Home DNA kits can confuse

Posted October 15, 2010 5:31 p.m. EDT
Updated October 15, 2010 6:39 p.m. EDT

A positive test for BRACA-1, a gene mutation linked to elevated breast cancer risk, led Jill Steinberg to have a preemptive double mastectomy.

The presence of pink is a signal that October is Breast Cancer Awareness month. For some who worry about the chance of developing the disease, home DNA test kits can be a lifesaver.

But the kits have come under government scrutiny recently. Experts are concerned that the results could be misinterpreted. There's no government regulation of this new industry.

A positive test for BRACA-1, a gene mutation linked to elevated breast cancer risk, led Jill Steinberg to have radical surgery. She got both breasts removed as a preventative measure.

“It's that or cancer,” she said. “It's a small price to pay.”

Steinberg didn't learn about the gene from her doctors. She doesn't have a strong family history of breast cancer, so they didn't recommend genetic testing. Instead, her husband bought home DNA test kits after reading about them on Twitter.

“I thought it would be more of a fun thing to do,” he said.

Jon Steinberg got the results by e-mail. “I clicked on it. I saw the results that she's a trait carrier and my heart sort of sunk,” he said.

After the learning the news, the Steinbergs got genetic counseling, double-checked the accuracy and developed a plan with doctors.

Experts worry that not everyone can afford to do that.

“If they get this information without knowing what their choices are, it can be a really devastating blow,” said Dr. Freya Schnabel of the NYU Langone Medical Center.

“If you're getting a genetic test, I think you need to be prepared for the results,” Jill Steinberg said.

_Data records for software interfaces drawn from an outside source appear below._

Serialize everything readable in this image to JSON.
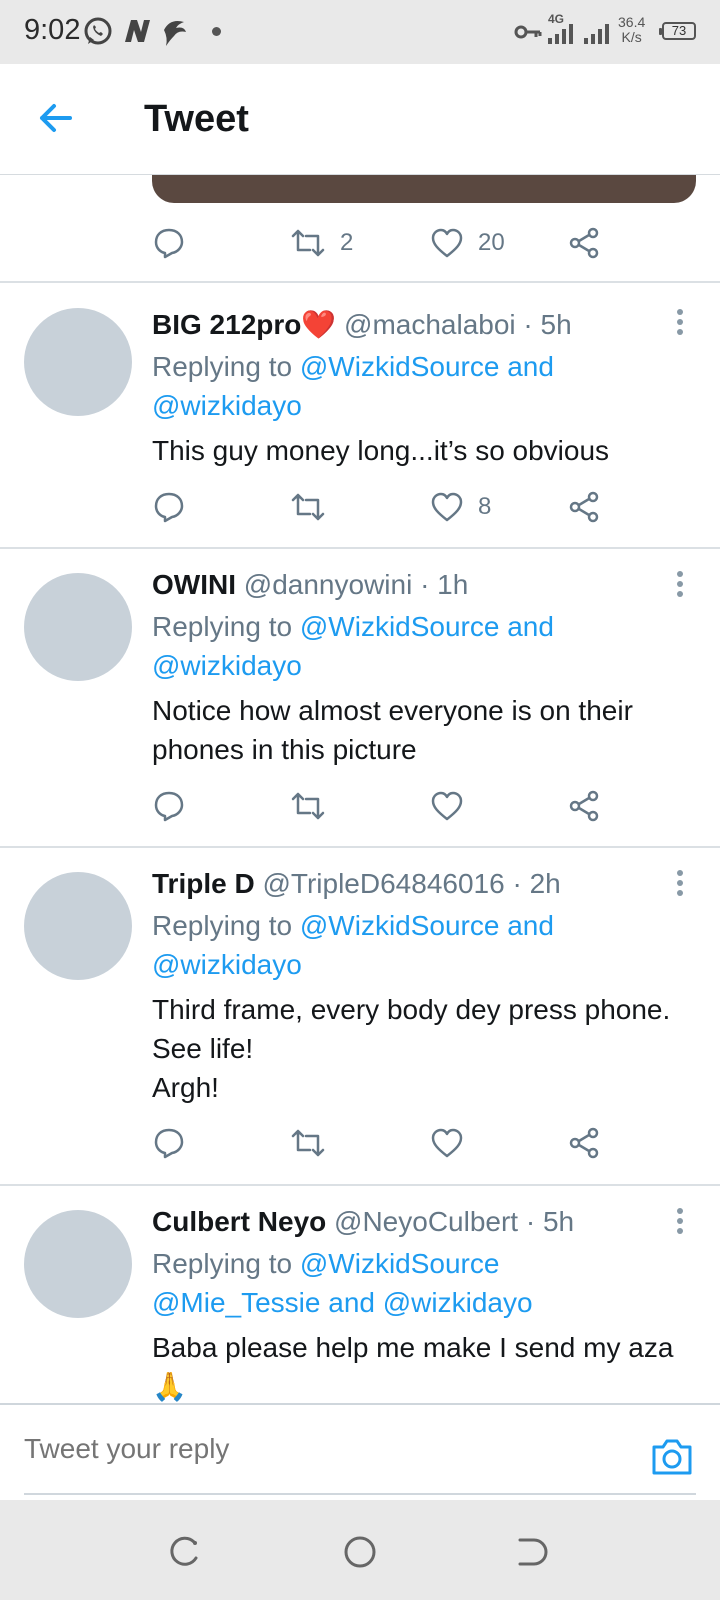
{
  "status_bar": {
    "time": "9:02",
    "network": "4G",
    "speed_value": "36.4",
    "speed_unit": "K/s",
    "battery": "73",
    "icons": [
      "whatsapp-icon",
      "n-app-icon",
      "hand-app-icon",
      "key-icon",
      "signal-icon",
      "signal-icon-2"
    ]
  },
  "header": {
    "title": "Tweet"
  },
  "previous_tweet": {
    "retweets": "2",
    "likes": "20"
  },
  "replies": [
    {
      "name": "BIG 212pro❤️",
      "handle": "@machalaboi · 5h",
      "replying_prefix": "Replying to ",
      "replying_line1": "@WizkidSource and",
      "replying_line2": "@wizkidayo",
      "text_lines": [
        "This guy money long...it’s so obvious"
      ],
      "retweets": "",
      "likes": "8"
    },
    {
      "name": "OWINI",
      "handle": "@dannyowini · 1h",
      "replying_prefix": "Replying to ",
      "replying_line1": "@WizkidSource and",
      "replying_line2": "@wizkidayo",
      "text_lines": [
        "Notice how almost everyone is on their",
        "phones in this picture"
      ],
      "retweets": "",
      "likes": ""
    },
    {
      "name": "Triple D",
      "handle": "@TripleD64846016 · 2h",
      "replying_prefix": "Replying to ",
      "replying_line1": "@WizkidSource and",
      "replying_line2": "@wizkidayo",
      "text_lines": [
        "Third frame, every body dey press phone.",
        "See life!",
        "Argh!"
      ],
      "retweets": "",
      "likes": ""
    },
    {
      "name": "Culbert Neyo",
      "handle": "@NeyoCulbert · 5h",
      "replying_prefix": "Replying to ",
      "replying_line1": "@WizkidSource",
      "replying_line2": "@Mie_Tessie and @wizkidayo",
      "text_lines": [
        "Baba please help me make I send my aza",
        "🙏"
      ],
      "retweets": "",
      "likes": ""
    }
  ],
  "composer": {
    "placeholder": "Tweet your reply"
  },
  "colors": {
    "accent": "#1d9bf0",
    "secondary_text": "#657786",
    "avatar_placeholder": "#c8d1d9"
  }
}
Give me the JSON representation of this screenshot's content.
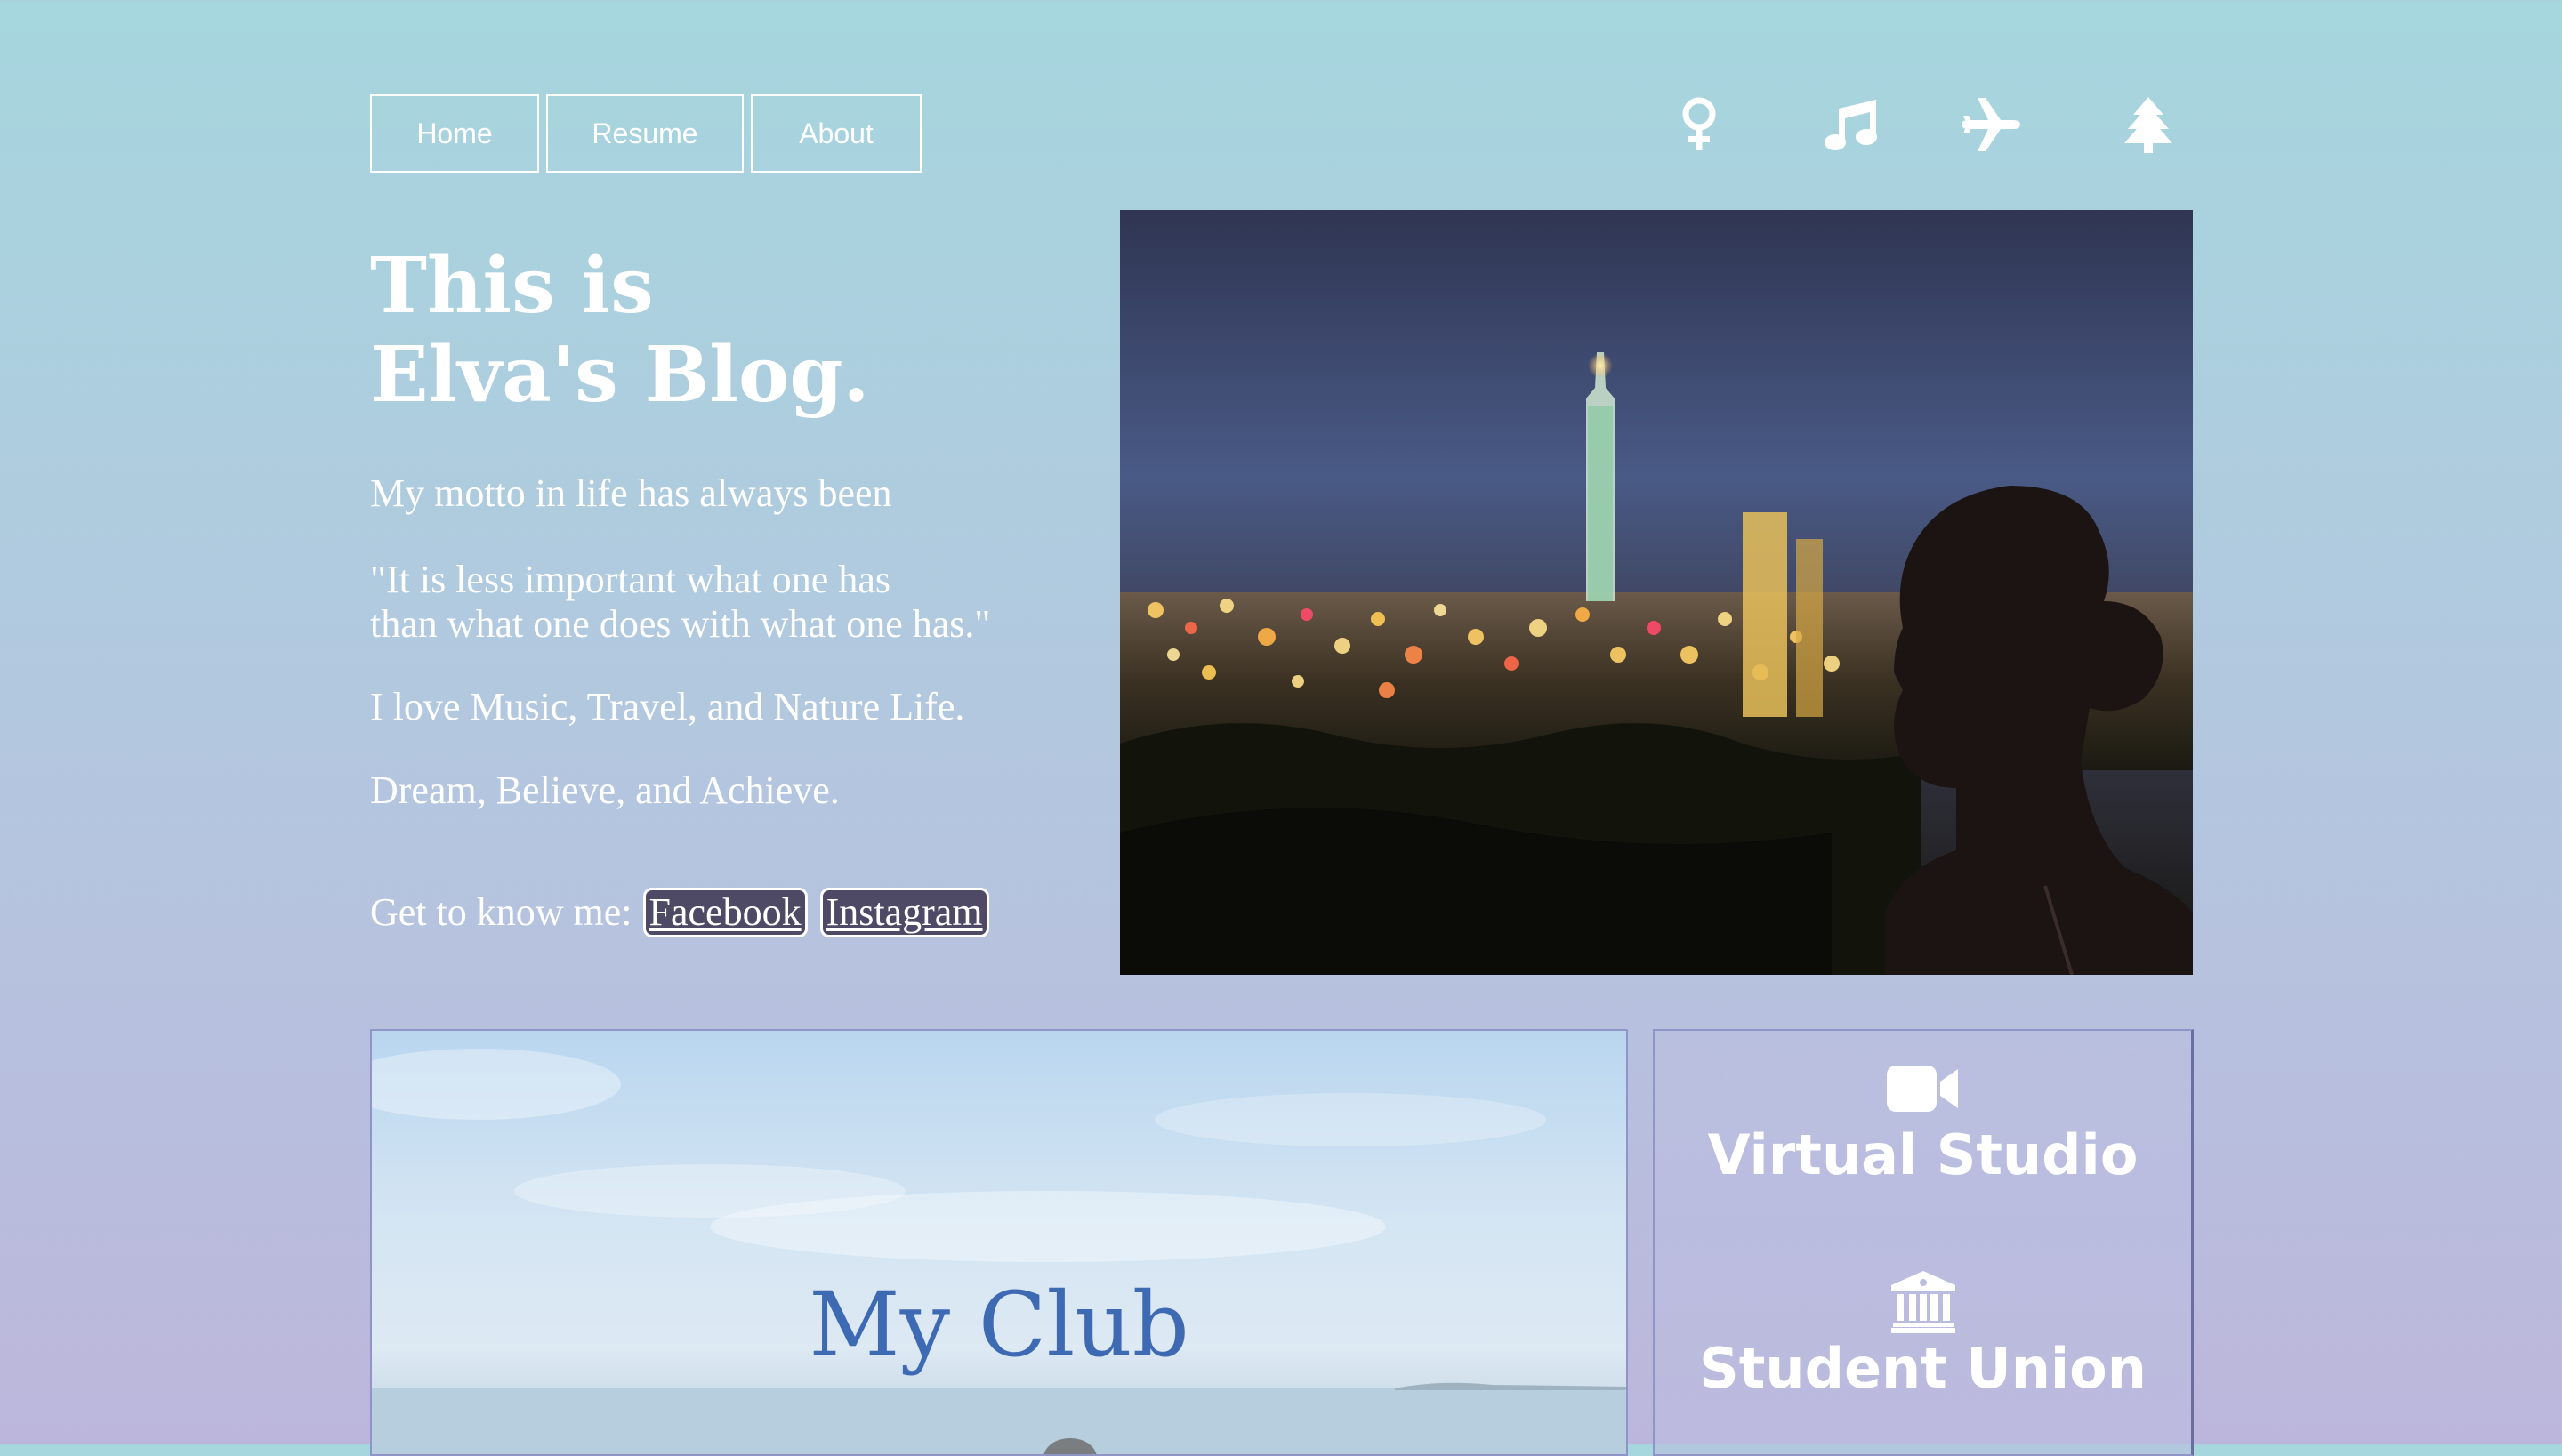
{
  "nav": {
    "items": [
      {
        "label": "Home"
      },
      {
        "label": "Resume"
      },
      {
        "label": "About"
      }
    ]
  },
  "top_icons": [
    "female-icon",
    "music-icon",
    "airplane-icon",
    "tree-icon"
  ],
  "hero": {
    "title_line1": "This is",
    "title_line2": "Elva's Blog.",
    "motto_intro": "My motto in life has always been",
    "quote_line1": "\"It is less important what one has",
    "quote_line2": "than what one does with what one has.\"",
    "loves": "I love Music, Travel, and Nature Life.",
    "dream": "Dream, Believe, and Achieve.",
    "social_label": "Get to know me:",
    "social_links": [
      "Facebook",
      "Instagram"
    ]
  },
  "club_card": {
    "title": "My Club"
  },
  "side_card": {
    "items": [
      {
        "label": "Virtual Studio",
        "icon": "video-camera-icon"
      },
      {
        "label": "Student Union",
        "icon": "building-columns-icon"
      }
    ]
  },
  "colors": {
    "background_top": "#a6d6de",
    "background_bottom": "#bcb6dc",
    "club_title": "#3e69b3",
    "social_button_bg": "#4e4a66",
    "text": "#ffffff"
  }
}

The company that makes the kit Jill used plans to work with the FDA to make sure the results are clear and accurate.